From the “hop hop hop” across the lobby floor on “just the black squares,” it’s clear that Violet’s visit will be a topsy-turvy experience for her mom’s bemused and beleaguered co-workers. Reichert embellishes a narrative style reminiscent of Laura Numeroff’s in the If You Give… series and presents a sturdy heroine evocative of Kay Thompson’s Eloise (as a member of the proletariat). Violet’s helpful advice interprets coffee breaks (snack time, with doughnuts) and networking (distributing your rampantly photocopied face, appended with your name and title). She helps the boss with his staff presentation (show-and-tell) and revels in office supplies. Boiger weaves her own daughter’s persona into these pencil-and–mixed-media illustrations, depicting Violet and her mother in color, while co-workers are rendered in pale blue-grays and ochres, and office equipment is outlined in similarly sere tones. Violet sports a green, pom-pom–topped cap, red sweater, denim shorts, striped tights and black low-top sneakers. Mom’s cranberry-colored umbrella figures visually in Violet’s day, whether it’s skewering doughnuts or delivering a shower of confetti adeptly fashioned from shredded paper and punched holes.

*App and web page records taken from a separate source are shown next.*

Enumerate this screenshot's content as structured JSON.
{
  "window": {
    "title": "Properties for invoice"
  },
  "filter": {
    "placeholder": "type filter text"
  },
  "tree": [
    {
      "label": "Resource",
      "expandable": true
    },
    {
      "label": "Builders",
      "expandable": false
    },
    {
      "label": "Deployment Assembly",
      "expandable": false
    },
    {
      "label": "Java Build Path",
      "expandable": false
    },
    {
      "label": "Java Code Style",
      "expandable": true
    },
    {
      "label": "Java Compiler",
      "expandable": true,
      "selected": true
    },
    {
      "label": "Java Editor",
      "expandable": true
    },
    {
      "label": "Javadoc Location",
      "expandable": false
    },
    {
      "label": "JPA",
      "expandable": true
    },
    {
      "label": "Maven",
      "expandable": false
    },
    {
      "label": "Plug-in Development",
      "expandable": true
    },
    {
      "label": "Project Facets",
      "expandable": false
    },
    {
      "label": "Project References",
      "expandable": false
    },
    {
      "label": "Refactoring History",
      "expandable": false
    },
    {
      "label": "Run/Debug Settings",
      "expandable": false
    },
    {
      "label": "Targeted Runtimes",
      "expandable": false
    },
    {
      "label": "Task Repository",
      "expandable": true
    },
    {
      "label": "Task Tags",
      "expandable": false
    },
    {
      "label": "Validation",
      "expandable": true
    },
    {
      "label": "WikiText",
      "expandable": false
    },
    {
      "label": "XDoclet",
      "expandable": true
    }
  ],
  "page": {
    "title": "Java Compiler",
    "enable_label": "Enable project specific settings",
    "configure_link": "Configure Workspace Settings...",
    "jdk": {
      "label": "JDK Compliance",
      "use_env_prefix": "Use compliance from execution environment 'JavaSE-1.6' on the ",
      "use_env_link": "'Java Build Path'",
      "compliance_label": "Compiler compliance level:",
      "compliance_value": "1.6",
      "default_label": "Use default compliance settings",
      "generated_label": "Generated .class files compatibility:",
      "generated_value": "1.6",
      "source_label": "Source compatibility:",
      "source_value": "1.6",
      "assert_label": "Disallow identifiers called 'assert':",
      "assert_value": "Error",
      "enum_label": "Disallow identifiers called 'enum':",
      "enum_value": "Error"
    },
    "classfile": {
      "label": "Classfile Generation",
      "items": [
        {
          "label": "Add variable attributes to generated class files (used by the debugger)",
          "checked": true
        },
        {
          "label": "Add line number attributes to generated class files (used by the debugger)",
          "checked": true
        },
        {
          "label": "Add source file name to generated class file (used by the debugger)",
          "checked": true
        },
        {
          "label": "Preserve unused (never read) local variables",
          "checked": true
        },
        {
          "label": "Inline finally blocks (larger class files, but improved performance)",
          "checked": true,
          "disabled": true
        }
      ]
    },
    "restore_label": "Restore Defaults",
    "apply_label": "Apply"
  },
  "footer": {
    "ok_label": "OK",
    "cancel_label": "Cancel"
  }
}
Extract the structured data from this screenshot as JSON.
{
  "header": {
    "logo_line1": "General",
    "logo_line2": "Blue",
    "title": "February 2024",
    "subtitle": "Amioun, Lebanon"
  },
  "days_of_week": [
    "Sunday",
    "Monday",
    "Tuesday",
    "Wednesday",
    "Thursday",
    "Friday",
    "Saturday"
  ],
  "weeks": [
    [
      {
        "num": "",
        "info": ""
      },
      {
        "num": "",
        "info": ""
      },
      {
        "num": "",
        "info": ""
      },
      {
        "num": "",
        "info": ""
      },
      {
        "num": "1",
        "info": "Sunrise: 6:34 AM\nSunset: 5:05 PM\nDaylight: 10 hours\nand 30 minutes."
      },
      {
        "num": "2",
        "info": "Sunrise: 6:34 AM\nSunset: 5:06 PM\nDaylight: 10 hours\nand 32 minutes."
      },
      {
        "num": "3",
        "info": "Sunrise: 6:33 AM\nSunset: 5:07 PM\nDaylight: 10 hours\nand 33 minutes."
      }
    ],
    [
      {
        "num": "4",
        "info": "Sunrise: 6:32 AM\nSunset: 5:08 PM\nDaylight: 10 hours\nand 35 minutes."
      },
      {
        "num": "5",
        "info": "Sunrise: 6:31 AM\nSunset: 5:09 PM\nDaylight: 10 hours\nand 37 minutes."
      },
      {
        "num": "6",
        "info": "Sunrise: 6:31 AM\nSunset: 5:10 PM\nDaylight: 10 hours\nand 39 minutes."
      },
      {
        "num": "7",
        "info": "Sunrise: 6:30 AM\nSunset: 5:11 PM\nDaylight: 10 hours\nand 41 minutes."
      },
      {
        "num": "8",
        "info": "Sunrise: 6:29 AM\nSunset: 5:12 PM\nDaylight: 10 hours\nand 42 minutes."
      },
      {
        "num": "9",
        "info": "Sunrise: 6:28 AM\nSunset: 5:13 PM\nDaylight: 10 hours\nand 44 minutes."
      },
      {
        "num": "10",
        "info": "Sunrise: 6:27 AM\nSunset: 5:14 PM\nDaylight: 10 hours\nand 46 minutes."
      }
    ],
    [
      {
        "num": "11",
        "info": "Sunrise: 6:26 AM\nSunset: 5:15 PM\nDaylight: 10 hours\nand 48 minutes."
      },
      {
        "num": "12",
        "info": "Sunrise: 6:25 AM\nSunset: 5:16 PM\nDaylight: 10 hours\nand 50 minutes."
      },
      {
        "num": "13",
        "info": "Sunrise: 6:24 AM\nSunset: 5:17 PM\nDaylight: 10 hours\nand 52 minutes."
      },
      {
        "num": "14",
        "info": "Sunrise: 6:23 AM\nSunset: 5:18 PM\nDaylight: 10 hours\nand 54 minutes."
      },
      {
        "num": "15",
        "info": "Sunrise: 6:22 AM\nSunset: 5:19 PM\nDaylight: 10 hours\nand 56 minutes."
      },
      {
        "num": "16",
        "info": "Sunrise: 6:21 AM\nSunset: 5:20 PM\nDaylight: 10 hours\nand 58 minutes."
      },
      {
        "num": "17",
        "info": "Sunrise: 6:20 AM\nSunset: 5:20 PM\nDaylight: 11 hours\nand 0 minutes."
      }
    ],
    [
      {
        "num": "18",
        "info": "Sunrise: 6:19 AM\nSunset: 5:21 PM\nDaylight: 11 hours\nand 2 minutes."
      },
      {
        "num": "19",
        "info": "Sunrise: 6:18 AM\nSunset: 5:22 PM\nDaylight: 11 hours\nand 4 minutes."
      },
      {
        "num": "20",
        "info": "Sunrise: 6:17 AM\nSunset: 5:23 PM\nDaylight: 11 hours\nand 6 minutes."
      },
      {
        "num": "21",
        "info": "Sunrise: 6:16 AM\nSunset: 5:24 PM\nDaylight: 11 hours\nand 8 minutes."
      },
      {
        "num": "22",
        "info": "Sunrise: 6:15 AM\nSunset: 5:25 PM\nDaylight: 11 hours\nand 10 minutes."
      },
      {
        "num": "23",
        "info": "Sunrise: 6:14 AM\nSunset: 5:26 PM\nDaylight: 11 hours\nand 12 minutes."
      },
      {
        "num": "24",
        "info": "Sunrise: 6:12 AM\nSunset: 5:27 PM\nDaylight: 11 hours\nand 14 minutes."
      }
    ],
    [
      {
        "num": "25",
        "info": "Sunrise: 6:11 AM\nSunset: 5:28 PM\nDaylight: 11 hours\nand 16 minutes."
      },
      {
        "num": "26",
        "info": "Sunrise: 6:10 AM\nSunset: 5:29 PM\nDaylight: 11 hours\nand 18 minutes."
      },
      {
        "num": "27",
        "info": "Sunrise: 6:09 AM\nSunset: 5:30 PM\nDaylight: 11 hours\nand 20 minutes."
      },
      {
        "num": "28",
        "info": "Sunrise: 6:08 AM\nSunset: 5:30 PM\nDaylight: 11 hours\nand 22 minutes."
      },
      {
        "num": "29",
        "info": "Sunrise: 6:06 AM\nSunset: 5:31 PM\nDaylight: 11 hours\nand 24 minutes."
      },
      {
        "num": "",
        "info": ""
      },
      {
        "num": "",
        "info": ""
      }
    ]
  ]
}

Many families will enjoy the interplay here between mother (efficient and loving) and daughter (sky’s the limit). (Picture book. 4-8)